*** Working data Section Begins ***
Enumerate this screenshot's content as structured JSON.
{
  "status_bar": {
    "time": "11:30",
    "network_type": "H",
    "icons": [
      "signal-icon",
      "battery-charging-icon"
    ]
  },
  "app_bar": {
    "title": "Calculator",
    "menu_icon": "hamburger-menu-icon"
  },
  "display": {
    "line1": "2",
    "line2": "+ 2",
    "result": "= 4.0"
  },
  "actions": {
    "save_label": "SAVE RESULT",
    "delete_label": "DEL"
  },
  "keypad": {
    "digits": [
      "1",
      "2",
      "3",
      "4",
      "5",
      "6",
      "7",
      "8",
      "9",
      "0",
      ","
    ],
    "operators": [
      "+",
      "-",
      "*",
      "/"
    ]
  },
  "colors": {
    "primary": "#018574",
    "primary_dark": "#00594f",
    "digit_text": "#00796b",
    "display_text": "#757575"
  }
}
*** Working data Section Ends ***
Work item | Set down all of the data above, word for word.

Written solution |
Enumerate this screenshot's content as structured JSON.
{
  "status_bar": {
    "time": "11:30",
    "network_type": "H",
    "icons": [
      "signal-icon",
      "battery-charging-icon"
    ]
  },
  "app_bar": {
    "title": "Calculator",
    "menu_icon": "hamburger-menu-icon"
  },
  "display": {
    "line1": "2",
    "line2": "+ 2",
    "result": "= 4.0"
  },
  "actions": {
    "save_label": "SAVE RESULT",
    "delete_label": "DEL"
  },
  "keypad": {
    "digits": [
      "1",
      "2",
      "3",
      "4",
      "5",
      "6",
      "7",
      "8",
      "9",
      "0",
      ","
    ],
    "operators": [
      "+",
      "-",
      "*",
      "/"
    ]
  },
  "colors": {
    "primary": "#018574",
    "primary_dark": "#00594f",
    "digit_text": "#00796b",
    "display_text": "#757575"
  }
}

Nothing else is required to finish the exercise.